## Records provided

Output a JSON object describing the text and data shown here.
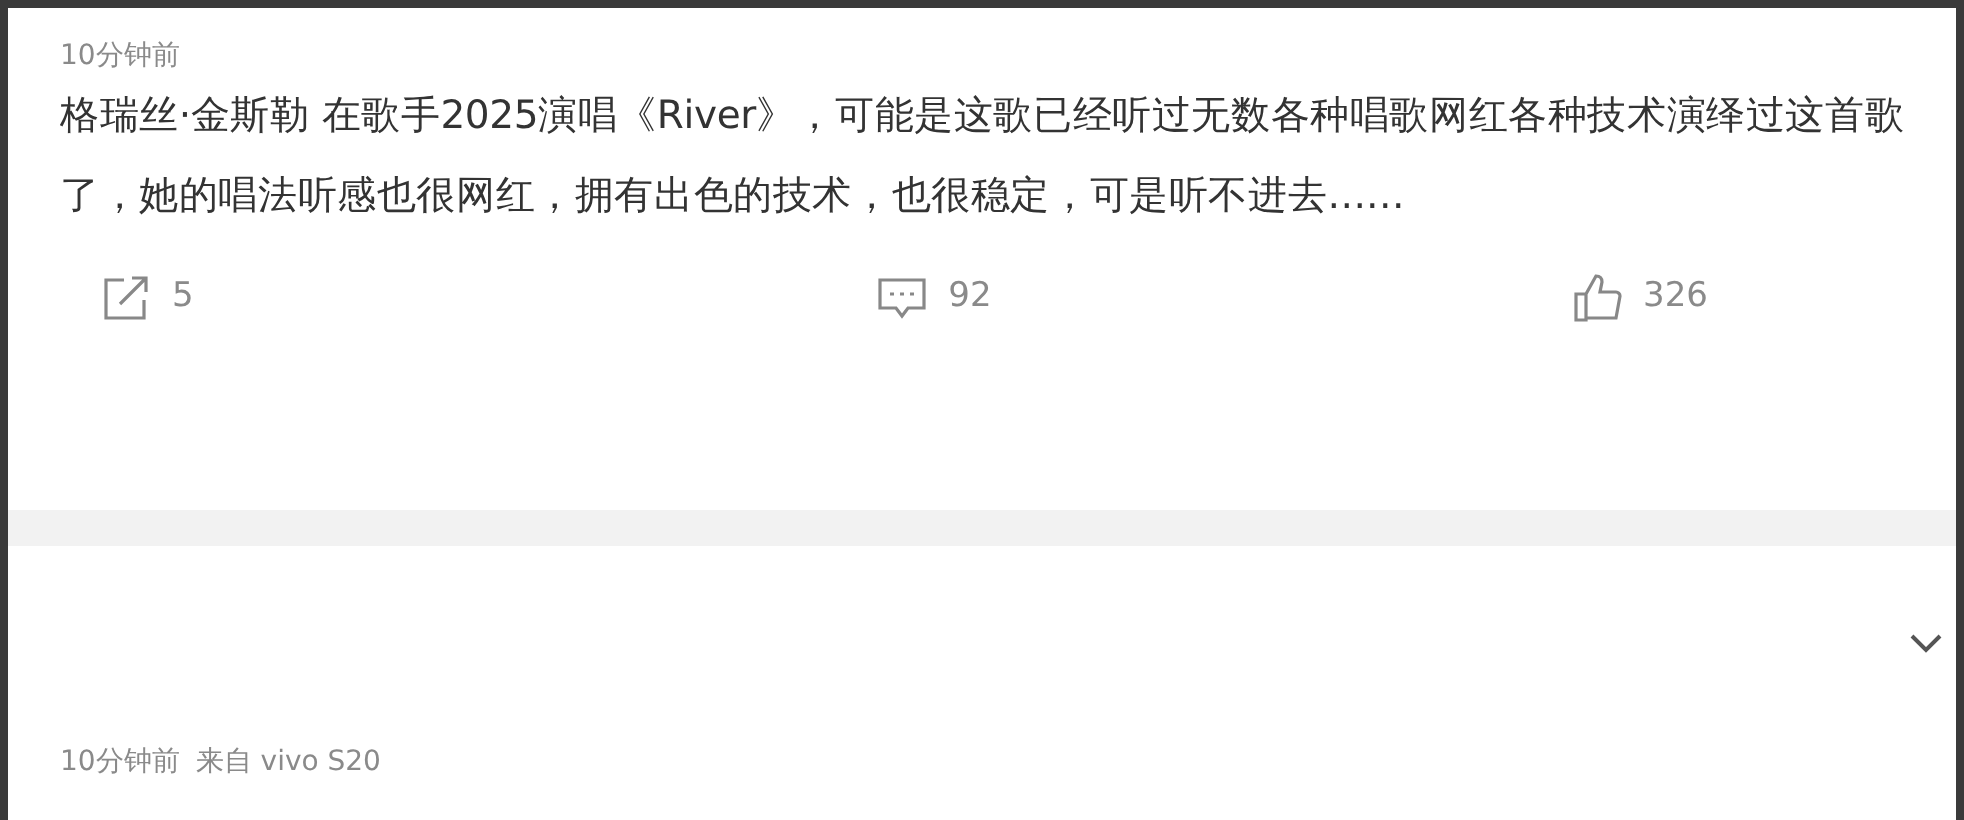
{
  "posts": [
    {
      "time": "10分钟前",
      "text": "格瑞丝·金斯勒 在歌手2025演唱《River》，可能是这歌已经听过无数各种唱歌网红各种技术演绎过这首歌了，她的唱法听感也很网红，拥有出色的技术，也很稳定，可是听不进去……",
      "actions": [
        {
          "kind": "share",
          "count": "5"
        },
        {
          "kind": "comment",
          "count": "92"
        },
        {
          "kind": "like",
          "count": "326"
        }
      ]
    },
    {
      "time": "10分钟前",
      "source": "来自 vivo S20",
      "collapsible": true
    }
  ]
}
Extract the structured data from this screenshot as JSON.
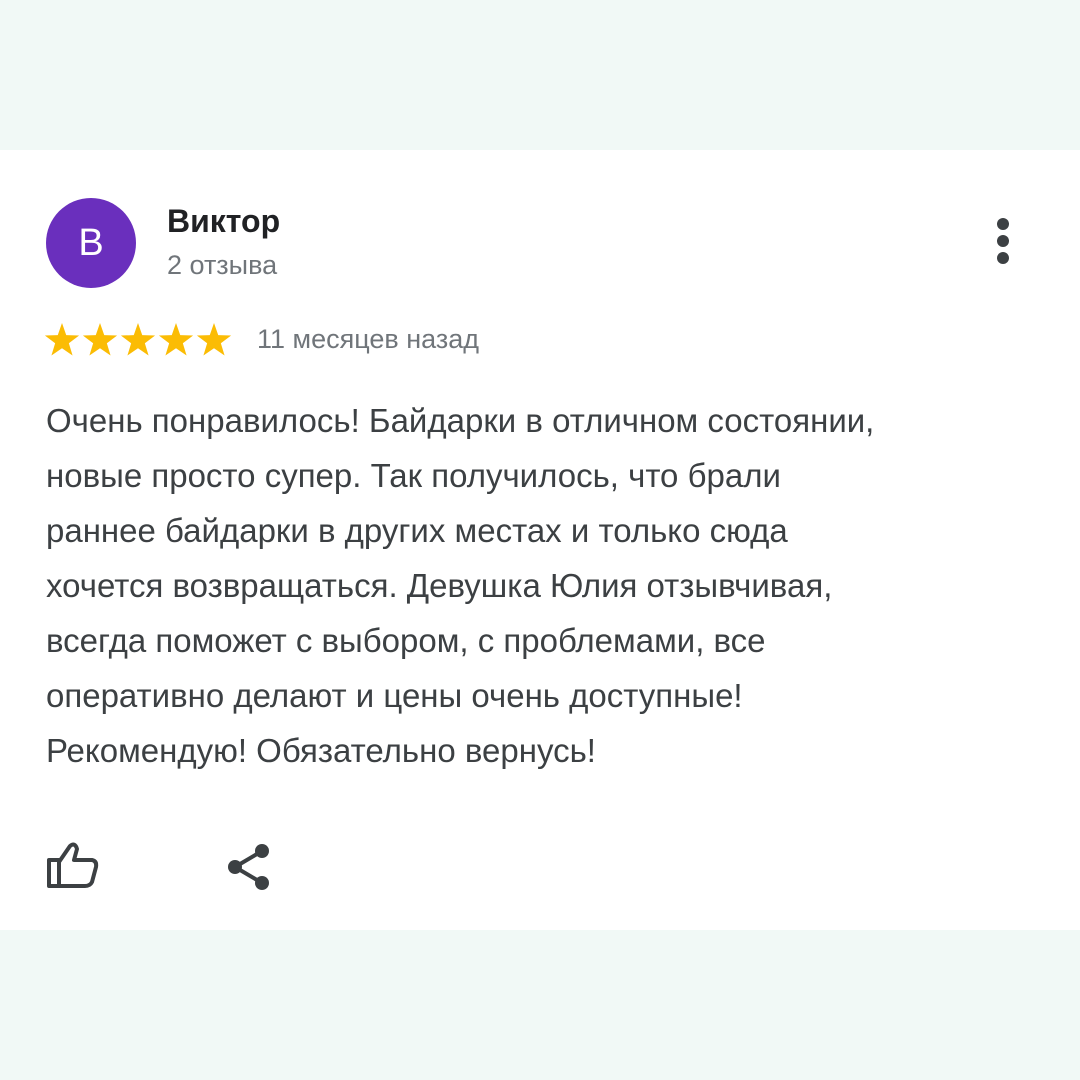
{
  "review": {
    "avatar_letter": "В",
    "author": "Виктор",
    "review_count": "2 отзыва",
    "rating": 5,
    "rating_max": 5,
    "time_ago": "11 месяцев назад",
    "text": "Очень понравилось! Байдарки в отличном состоянии,\nновые просто супер. Так получилось, что брали\nраннее байдарки в других местах и только сюда\nхочется возвращаться. Девушка Юлия отзывчивая,\nвсегда поможет с выбором, с проблемами, все\nоперативно делают и цены очень доступные!\nРекомендую! Обязательно вернусь!"
  },
  "icons": {
    "menu": "more-vertical-icon",
    "star": "star-icon",
    "like": "thumbs-up-icon",
    "share": "share-icon"
  },
  "colors": {
    "background": "#f1f9f6",
    "card": "#ffffff",
    "avatar": "#6a2fbd",
    "star": "#fbbc04",
    "text": "#3c4043",
    "muted": "#70757a"
  }
}
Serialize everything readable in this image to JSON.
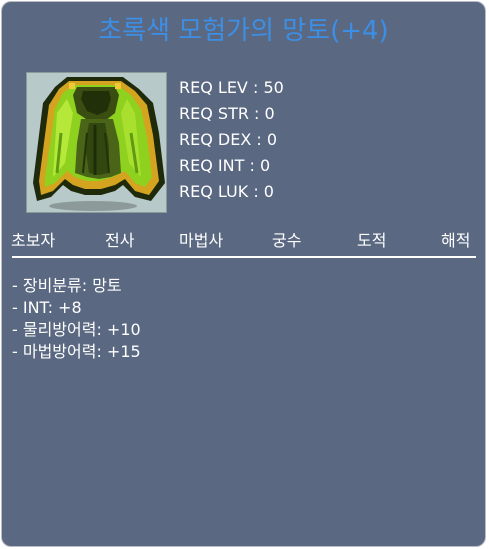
{
  "item": {
    "name": "초록색 모험가의 망토(+4)",
    "icon": "green-cape-icon"
  },
  "requirements": [
    {
      "label": "REQ LEV",
      "value": "50"
    },
    {
      "label": "REQ STR",
      "value": "0"
    },
    {
      "label": "REQ DEX",
      "value": "0"
    },
    {
      "label": "REQ INT",
      "value": "0"
    },
    {
      "label": "REQ LUK",
      "value": "0"
    }
  ],
  "jobs": [
    "초보자",
    "전사",
    "마법사",
    "궁수",
    "도적",
    "해적"
  ],
  "stats": [
    "- 장비분류: 망토",
    "- INT: +8",
    "- 물리방어력: +10",
    "- 마법방어력: +15"
  ],
  "colors": {
    "background": "#5a6882",
    "title": "#3d8fe6",
    "text": "#ffffff",
    "icon_bg": "#b7c9c9"
  }
}
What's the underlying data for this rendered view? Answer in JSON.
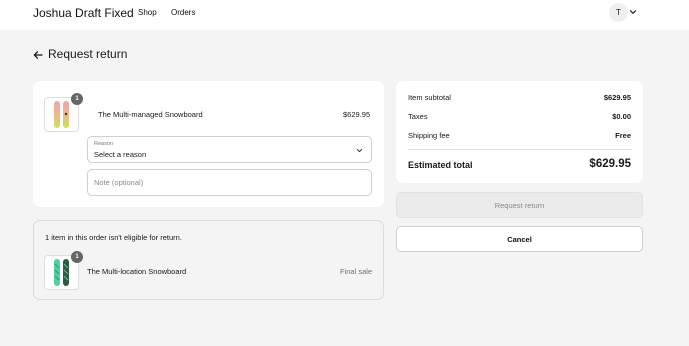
{
  "header": {
    "store_name": "Joshua Draft Fixed",
    "nav": [
      "Shop",
      "Orders"
    ],
    "avatar_initial": "T"
  },
  "page": {
    "title": "Request return"
  },
  "return_item": {
    "title": "The Multi-managed Snowboard",
    "price": "$629.95",
    "quantity_badge": "1",
    "reason_label": "Reason",
    "reason_value": "Select a reason",
    "note_placeholder": "Note (optional)"
  },
  "ineligible": {
    "message": "1 item in this order isn't eligible for return.",
    "item_title": "The Multi-location Snowboard",
    "quantity_badge": "1",
    "status": "Final sale"
  },
  "summary": {
    "subtotal_label": "Item subtotal",
    "subtotal_value": "$629.95",
    "taxes_label": "Taxes",
    "taxes_value": "$0.00",
    "shipping_label": "Shipping fee",
    "shipping_value": "Free",
    "total_label": "Estimated total",
    "total_value": "$629.95"
  },
  "buttons": {
    "request_return": "Request return",
    "cancel": "Cancel"
  },
  "icons": {
    "back": "arrow-left-icon",
    "avatar_menu": "chevron-down-icon",
    "select": "chevron-down-icon"
  }
}
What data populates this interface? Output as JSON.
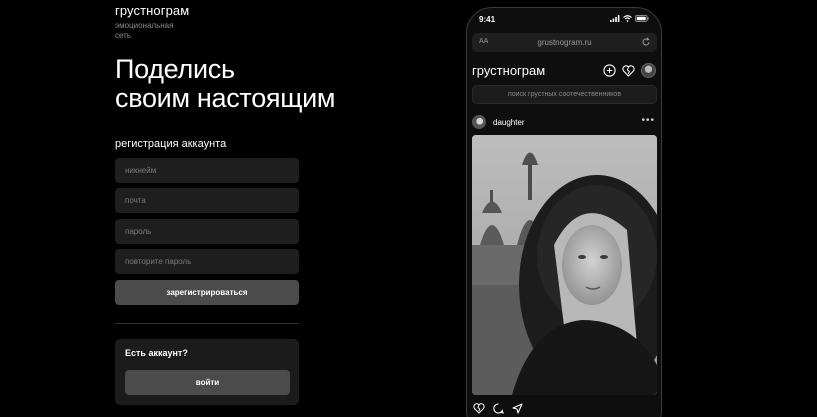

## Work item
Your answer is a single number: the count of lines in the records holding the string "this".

## Response box
5